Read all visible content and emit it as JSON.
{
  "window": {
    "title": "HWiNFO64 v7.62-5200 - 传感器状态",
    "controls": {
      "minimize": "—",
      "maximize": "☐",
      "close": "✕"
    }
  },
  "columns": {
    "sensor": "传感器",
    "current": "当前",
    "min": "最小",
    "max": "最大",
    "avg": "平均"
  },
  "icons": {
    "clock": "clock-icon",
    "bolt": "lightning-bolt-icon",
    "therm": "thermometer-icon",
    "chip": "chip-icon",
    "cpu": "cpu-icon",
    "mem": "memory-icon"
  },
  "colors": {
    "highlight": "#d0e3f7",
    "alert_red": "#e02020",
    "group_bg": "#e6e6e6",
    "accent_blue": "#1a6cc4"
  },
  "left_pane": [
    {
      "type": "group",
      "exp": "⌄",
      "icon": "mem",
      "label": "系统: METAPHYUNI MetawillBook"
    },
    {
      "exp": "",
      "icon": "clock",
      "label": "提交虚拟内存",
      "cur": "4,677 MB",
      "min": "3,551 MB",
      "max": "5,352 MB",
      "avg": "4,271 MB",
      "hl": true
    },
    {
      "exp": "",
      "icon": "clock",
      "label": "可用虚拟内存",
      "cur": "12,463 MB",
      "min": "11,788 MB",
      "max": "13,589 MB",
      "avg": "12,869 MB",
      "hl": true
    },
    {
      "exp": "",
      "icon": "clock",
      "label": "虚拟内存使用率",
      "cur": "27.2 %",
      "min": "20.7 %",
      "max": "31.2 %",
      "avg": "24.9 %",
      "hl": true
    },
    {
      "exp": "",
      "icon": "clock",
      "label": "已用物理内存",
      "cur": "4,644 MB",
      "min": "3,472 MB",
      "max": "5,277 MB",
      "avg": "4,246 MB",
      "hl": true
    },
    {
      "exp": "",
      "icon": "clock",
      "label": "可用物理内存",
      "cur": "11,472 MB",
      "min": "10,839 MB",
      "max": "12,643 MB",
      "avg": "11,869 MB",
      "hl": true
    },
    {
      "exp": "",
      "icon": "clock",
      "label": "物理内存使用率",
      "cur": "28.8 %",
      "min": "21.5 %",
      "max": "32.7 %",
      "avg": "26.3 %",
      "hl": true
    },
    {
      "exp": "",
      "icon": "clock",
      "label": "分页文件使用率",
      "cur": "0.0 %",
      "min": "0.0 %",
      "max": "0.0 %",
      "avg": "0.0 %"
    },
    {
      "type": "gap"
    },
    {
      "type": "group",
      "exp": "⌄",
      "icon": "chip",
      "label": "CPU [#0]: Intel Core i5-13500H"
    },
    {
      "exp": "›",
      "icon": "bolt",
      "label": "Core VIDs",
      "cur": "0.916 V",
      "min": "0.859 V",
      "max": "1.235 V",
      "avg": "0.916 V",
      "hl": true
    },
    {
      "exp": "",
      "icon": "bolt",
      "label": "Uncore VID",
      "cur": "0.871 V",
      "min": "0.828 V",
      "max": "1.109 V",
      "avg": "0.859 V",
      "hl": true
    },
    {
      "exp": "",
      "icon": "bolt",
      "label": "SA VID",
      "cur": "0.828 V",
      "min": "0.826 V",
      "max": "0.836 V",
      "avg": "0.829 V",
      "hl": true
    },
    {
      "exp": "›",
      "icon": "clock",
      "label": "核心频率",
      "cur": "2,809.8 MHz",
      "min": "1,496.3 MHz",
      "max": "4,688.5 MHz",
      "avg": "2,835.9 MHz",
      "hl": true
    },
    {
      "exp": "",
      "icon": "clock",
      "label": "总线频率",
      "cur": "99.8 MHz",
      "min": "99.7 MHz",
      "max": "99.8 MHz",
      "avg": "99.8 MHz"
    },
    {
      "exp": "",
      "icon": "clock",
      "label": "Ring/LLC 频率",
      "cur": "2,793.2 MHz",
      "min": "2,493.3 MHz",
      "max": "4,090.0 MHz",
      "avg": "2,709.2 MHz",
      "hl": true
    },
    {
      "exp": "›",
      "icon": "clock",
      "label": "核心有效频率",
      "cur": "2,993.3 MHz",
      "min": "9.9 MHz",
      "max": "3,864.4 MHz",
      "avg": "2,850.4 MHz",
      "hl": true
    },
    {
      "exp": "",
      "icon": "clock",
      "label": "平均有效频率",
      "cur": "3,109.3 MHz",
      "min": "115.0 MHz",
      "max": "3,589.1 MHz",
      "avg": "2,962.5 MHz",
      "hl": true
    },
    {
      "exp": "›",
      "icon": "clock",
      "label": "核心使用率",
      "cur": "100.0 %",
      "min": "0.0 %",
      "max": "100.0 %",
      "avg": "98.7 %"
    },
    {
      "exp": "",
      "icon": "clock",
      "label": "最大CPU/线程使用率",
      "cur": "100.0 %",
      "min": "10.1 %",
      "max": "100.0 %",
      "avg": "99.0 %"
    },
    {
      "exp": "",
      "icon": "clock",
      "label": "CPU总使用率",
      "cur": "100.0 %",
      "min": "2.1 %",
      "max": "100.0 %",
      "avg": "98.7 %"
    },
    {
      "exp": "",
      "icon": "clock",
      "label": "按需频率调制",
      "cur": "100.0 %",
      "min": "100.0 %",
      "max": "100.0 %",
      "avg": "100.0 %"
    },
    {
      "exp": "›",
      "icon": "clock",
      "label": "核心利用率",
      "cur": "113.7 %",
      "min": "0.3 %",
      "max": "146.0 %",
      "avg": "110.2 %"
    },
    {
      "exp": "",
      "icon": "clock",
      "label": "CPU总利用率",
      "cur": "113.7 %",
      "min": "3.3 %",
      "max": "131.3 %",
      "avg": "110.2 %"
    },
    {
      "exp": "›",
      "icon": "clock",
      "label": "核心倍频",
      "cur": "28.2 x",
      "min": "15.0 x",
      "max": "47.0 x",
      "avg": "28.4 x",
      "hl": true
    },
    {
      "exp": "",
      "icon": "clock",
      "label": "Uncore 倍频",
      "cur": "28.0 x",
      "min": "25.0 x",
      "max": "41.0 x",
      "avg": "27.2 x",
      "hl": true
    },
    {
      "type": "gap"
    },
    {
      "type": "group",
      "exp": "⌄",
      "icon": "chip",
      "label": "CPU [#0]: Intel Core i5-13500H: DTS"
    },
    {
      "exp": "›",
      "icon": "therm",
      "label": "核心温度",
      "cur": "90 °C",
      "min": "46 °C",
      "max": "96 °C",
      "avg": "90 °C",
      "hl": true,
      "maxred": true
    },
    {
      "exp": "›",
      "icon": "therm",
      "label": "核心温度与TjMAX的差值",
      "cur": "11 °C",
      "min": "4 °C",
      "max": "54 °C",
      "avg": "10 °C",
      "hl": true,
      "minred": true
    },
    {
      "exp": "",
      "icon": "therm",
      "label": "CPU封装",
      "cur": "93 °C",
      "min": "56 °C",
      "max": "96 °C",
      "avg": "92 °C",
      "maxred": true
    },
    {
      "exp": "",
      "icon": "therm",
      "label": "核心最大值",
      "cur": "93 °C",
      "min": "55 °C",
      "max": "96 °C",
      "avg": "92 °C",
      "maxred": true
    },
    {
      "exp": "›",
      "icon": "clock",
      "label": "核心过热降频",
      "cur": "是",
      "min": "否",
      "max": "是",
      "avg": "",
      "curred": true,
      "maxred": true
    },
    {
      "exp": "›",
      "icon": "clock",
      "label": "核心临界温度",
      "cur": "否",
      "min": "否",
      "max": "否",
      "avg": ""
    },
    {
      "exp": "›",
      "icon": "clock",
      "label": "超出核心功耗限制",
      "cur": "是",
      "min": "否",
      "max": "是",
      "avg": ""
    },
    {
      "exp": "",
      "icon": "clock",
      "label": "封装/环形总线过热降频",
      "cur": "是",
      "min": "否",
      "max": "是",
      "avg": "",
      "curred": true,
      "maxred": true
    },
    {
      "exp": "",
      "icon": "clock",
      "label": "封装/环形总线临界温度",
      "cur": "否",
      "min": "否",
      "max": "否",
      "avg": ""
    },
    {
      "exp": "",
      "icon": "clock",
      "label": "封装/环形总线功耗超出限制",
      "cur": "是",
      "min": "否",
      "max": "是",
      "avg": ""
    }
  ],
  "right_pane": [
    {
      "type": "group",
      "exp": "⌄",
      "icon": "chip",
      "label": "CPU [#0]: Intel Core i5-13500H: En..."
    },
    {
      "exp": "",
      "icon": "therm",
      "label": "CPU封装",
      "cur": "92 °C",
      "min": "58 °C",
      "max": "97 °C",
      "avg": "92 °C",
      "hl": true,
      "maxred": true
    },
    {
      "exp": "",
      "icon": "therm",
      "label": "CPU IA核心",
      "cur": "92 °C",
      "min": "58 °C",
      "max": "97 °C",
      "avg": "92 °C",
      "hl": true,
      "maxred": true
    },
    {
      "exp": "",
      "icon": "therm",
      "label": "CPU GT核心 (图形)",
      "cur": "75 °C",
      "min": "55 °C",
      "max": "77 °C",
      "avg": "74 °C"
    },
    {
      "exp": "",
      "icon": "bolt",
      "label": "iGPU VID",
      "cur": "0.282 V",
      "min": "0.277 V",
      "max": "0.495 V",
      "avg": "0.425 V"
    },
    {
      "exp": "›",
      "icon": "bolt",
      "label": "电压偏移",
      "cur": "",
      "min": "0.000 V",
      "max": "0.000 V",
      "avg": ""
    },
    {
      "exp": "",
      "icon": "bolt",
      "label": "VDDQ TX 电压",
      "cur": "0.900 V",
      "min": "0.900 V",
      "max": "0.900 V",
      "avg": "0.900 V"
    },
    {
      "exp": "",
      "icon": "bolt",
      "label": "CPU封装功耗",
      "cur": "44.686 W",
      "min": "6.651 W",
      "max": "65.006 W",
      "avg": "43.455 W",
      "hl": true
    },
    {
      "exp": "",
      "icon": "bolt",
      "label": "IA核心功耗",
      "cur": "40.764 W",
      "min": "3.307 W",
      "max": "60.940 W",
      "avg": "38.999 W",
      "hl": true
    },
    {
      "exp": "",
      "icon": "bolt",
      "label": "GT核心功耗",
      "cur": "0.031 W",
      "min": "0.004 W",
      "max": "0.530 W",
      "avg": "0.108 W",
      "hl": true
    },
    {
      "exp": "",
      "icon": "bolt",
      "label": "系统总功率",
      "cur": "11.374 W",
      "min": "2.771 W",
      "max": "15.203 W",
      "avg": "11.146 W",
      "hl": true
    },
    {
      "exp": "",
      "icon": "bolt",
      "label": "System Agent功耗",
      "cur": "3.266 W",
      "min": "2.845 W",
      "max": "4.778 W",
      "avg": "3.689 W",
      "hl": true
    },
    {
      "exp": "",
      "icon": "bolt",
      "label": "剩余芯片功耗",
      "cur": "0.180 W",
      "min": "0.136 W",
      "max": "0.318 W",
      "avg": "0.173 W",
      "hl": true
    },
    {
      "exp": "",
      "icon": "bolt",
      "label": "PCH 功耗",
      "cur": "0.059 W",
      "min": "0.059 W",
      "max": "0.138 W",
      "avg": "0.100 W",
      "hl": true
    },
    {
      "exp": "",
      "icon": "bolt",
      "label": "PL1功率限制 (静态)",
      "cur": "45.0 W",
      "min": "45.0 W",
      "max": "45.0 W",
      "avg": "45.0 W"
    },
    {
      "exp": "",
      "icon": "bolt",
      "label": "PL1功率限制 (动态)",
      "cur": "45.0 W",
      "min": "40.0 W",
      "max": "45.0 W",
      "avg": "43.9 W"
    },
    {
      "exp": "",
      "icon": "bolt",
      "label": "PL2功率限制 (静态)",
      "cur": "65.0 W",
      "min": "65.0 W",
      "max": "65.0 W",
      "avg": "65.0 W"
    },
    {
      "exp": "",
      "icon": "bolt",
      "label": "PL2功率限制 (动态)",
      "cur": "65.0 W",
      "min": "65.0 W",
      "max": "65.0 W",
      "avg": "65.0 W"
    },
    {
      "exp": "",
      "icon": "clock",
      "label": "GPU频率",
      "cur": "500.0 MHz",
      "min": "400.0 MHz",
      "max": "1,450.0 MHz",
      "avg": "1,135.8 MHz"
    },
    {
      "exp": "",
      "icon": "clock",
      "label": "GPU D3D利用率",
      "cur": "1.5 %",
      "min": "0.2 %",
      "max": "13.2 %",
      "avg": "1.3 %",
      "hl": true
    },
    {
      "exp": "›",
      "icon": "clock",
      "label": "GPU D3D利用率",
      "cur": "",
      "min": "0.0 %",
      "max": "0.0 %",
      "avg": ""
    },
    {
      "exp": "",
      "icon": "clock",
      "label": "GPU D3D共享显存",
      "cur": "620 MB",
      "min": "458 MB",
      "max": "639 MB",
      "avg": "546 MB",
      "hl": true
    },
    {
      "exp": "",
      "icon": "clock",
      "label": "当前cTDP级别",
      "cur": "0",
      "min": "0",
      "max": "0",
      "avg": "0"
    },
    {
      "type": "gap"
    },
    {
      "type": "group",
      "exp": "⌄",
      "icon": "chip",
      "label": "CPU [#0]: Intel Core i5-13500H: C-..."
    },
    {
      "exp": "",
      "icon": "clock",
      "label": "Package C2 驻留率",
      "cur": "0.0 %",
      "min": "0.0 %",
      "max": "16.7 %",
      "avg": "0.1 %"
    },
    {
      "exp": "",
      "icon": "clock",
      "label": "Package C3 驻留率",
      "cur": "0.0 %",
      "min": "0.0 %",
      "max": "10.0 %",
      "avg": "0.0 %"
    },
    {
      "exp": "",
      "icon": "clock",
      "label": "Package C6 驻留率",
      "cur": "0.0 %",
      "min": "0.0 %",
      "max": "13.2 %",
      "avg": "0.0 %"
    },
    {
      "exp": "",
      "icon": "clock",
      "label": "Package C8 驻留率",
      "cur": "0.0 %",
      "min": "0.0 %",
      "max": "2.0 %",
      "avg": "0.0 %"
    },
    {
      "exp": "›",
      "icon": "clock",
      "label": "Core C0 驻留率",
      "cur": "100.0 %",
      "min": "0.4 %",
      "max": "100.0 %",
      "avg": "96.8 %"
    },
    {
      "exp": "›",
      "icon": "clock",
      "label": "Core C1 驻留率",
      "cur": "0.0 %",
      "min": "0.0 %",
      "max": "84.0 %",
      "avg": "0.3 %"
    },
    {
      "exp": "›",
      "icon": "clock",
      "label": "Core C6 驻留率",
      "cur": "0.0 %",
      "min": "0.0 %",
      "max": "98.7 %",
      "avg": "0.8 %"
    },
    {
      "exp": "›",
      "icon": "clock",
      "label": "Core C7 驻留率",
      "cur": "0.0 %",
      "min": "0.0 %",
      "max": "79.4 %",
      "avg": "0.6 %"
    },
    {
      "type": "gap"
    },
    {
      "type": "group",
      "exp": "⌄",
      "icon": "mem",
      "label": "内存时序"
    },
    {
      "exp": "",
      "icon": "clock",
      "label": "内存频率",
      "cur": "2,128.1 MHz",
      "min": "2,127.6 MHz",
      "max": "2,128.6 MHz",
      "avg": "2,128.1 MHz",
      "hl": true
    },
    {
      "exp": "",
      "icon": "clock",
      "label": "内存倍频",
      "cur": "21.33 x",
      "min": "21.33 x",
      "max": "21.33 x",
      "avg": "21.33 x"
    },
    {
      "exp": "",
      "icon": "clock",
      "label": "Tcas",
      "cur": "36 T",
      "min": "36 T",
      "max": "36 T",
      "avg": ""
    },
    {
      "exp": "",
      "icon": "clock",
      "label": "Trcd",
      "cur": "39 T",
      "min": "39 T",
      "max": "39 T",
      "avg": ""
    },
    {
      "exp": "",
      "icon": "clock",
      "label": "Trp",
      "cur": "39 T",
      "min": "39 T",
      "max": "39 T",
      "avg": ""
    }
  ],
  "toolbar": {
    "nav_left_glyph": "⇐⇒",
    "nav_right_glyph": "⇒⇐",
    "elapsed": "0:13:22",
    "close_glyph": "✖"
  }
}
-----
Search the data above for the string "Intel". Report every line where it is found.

* [Completed exercise]
      "label": "CPU [#0]: Intel Core i5-13500H"
      "label": "CPU [#0]: Intel Core i5-13500H: DTS"
      "label": "CPU [#0]: Intel Core i5-13500H: En..."
      "label": "CPU [#0]: Intel Core i5-13500H: C-..."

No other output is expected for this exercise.